Yes, I know, I reviewed Cerebus last month. But, muchacho, Bob is not going to read 1220 pages of comics just to add to a bullet point.
|Dave Sim: Church & State|
In a recent Comics Journal interview, Dave Sim complains about the use of the term 'graphic novel' for a mere 60 or 100 page story, pointing out for instance that Marvel has issued a set of science fiction 'graphic novels' that adapted sf short stories. How did a short story become a novel by adding (juxtaposed sequential) pictures to it?
Sim has a point, since he (and not many others) have written what really are comic book novels. The first, High Society, at 500 pages, was fun, but rather episodic in form, like a Dickens novel. In the second, the 1220-page Church & State, which follows Cerebus' ascent through politics, religion, and the spirit world, Sim really masters the unprecedented long form comic.
It's a much more satisfying work than High Society: more unified, more serious. Above all there is more of a sense of personal vision. This time Estarcion has enough personality of its own to seem real: we see what the factions stand for, grasp the consequences of a victory on this side or the other. And though Cerebus remains pretty much a misanthropic, greedy, self-pitying bastard, he has a couple glimmers of soul, and Sim allows some real moral vision to shine through (especially in the final confrontation with Astoria).
Putting aside the theocratic politics, for Sim religion is basically ethics and cosmology. No one has a personal relationship with Tarim here, no one prays except to plea for favors, no one seeks (or achieves) enlightenment. C&S is evidently the reflections of someone who's observed religion from outside, trying to explain such a strange phenomenon-- not those of someone who's ever tried to live a religion from the inside. (I don't say this is good or bad; it's just an observation.)
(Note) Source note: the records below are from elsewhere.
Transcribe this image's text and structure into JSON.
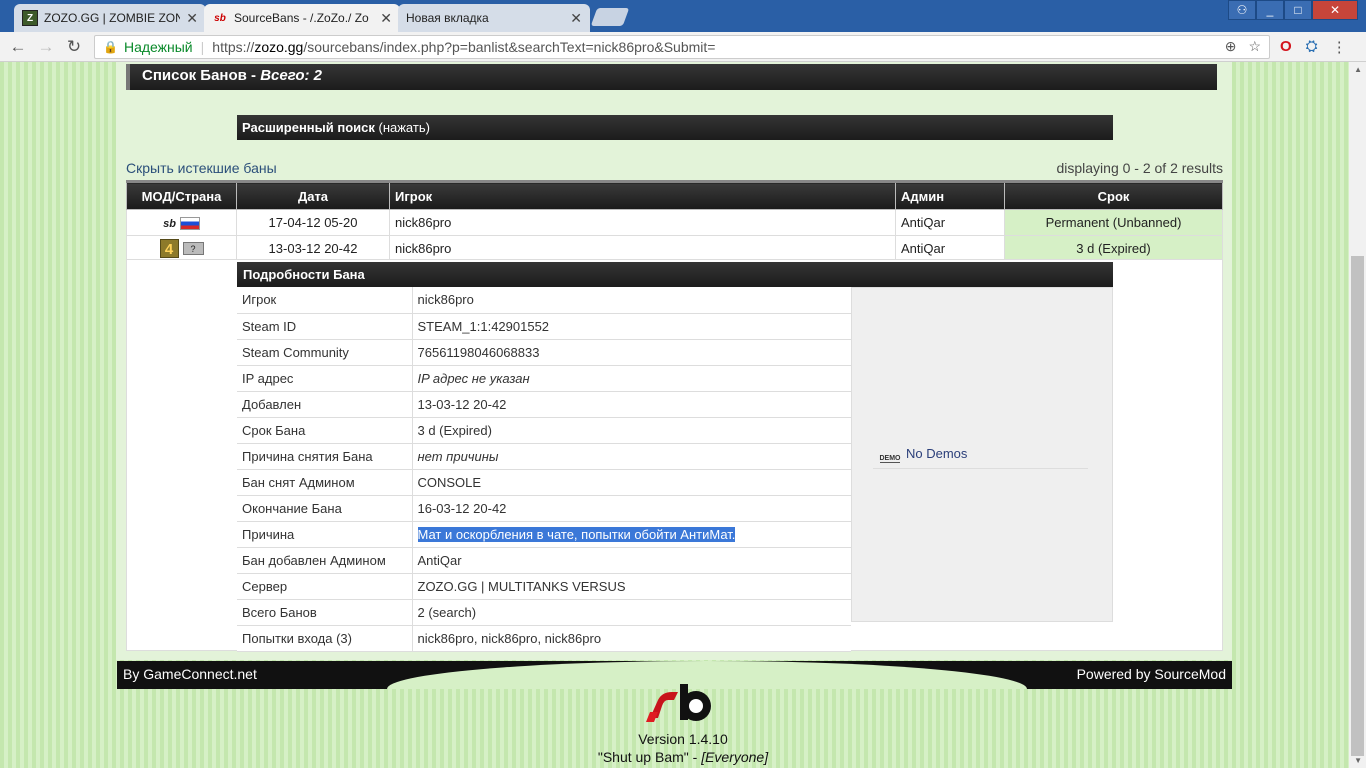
{
  "tabs": [
    {
      "icon": "Z",
      "title": "ZOZO.GG | ZOMBIE ZON",
      "active": false
    },
    {
      "icon": "sb",
      "title": "SourceBans - /.ZoZo./ Zo",
      "active": true
    },
    {
      "icon": "",
      "title": "Новая вкладка",
      "active": false
    }
  ],
  "window_buttons": [
    "_",
    "□",
    "✕"
  ],
  "address": {
    "secure_label": "Надежный",
    "scheme": "https://",
    "host": "zozo.gg",
    "path": "/sourcebans/index.php?p=banlist&searchText=nick86pro&Submit="
  },
  "page": {
    "list_title": "Список Банов - ",
    "list_total": "Всего: 2",
    "adv_search_bold": "Расширенный поиск",
    "adv_search_link": " (нажать)",
    "hide_expired": "Скрыть истекшие баны",
    "displaying": "displaying 0 - 2 of 2 results",
    "columns": [
      "МОД/Страна",
      "Дата",
      "Игрок",
      "Админ",
      "Срок"
    ],
    "rows": [
      {
        "date": "17-04-12 05-20",
        "player": "nick86pro",
        "admin": "AntiQar",
        "term": "Permanent (Unbanned)"
      },
      {
        "date": "13-03-12 20-42",
        "player": "nick86pro",
        "admin": "AntiQar",
        "term": "3 d (Expired)"
      }
    ],
    "details_title": "Подробности Бана",
    "details": [
      {
        "label": "Игрок",
        "value": "nick86pro"
      },
      {
        "label": "Steam ID",
        "value": "STEAM_1:1:42901552"
      },
      {
        "label": "Steam Community",
        "value": "76561198046068833"
      },
      {
        "label": "IP адрес",
        "value": "IP адрес не указан"
      },
      {
        "label": "Добавлен",
        "value": "13-03-12 20-42"
      },
      {
        "label": "Срок Бана",
        "value": "3 d (Expired)"
      },
      {
        "label": "Причина снятия Бана",
        "value": "нет причины"
      },
      {
        "label": "Бан снят Админом",
        "value": "CONSOLE"
      },
      {
        "label": "Окончание Бана",
        "value": "16-03-12 20-42"
      },
      {
        "label": "Причина",
        "value": "Мат и оскорбления в чате, попытки обойти АнтиМат."
      },
      {
        "label": "Бан добавлен Админом",
        "value": "AntiQar"
      },
      {
        "label": "Сервер",
        "value": "ZOZO.GG | MULTITANKS VERSUS"
      },
      {
        "label": "Всего Банов",
        "value": "2 (search)"
      },
      {
        "label": "Попытки входа (3)",
        "value": "nick86pro, nick86pro, nick86pro"
      }
    ],
    "demo_label": "No Demos",
    "demo_icon_text": "DEMO",
    "footer_left": "By GameConnect.net",
    "footer_right": "Powered by SourceMod",
    "version": "Version 1.4.10",
    "quote": "\"Shut up Bam\" - ",
    "quote_author": "[Everyone]"
  }
}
Cerebus' program on becoming Pope-- demanding that everyone in Iest give him their gold-- is of course an absurdity. I think the story works anyway, perhaps because it can be read symbolically: leaders do do things about that foolish or greedy, after all; and it brings up the issues of faith and power, and shows Cerebus' escape from his handlers, as well as any more realistic scenario could.
I shouldn't make the book sound heavier than it is; the book is full of comedy, from the appearances of the Roach (Wolveroach and the Secret Sacred Wars Roach), to the always amusing Lord Julius, to an anachronistic portrait of Mick Jagger and Keith Richards.
About my only complaint about the book is that it has one or two too many dream sequences. I could have done without the drinking chapter. And Sim's cosmology doesn't do much for me, but then cosmology never does. The creation of a planet is always interesting, but what is there to say about the creation of the universe? Before: void. After: galaxies, and more hydrogen than we know what to do with. So?
Both Sim's attacks on women and on feminism from the pulpit of his editorial pages (his pointless baiting of Friends of Lulu, for instance), and the comic itself, show that the concept of powerful, independent women has a strange attraction and repulsion for Sim. Jaka, Astoria, Michelle, and Cirin are the immovable points in Cerebus' life: cold, calm, competent women, pursuing inscrutable programs of their own. Judging from the comic, Sim doesn't have a higher view of men (and, curiously given Sim's attacks on feminism, he obviously understands and deplores the way men have historically treated women). Sim's men can be incredibly venal; but they are rarely complex; indeed, most of them are Dickensian stereotypes. A few of the women operate this way (e.g. Red Sophia and her mother), but I can't think of any male characters as deep as Astoria. (Oscar, perhaps; I haven't read that far.) Weisshaupt is similarly suave and calculating, for instance, but that's all he is; there's more to Astoria. Lord Julius is a delicious mixture of surface comedy and political genius, but he isn't much more than that contradiction, either.
|Sarah Dyer: Action Girl|
Action Girl is an all-female anthology comic edited by Sarah Dyer, featuring comics that are "girl-positive and female-friendly-- but never anti-boy."
Like most anthologies, this one is uneven, but some of the artists are definitely worth watching. I can't get enough of Elizabeth Watasin, for instance, and Patty Leidy's work is a lot of fun; I also liked pieces by Rebecca Dart, Leanne Franson, and Jessica Abel. Dyer's own work and prose tends to the cute (what can you say about someone who describes herself as a Sanrio addict?), but her basic philosophy-- practical, small-scale action-- is completely right on.
There should be more of this kind of thing, which is why you should go get the next issue, which should be out by now.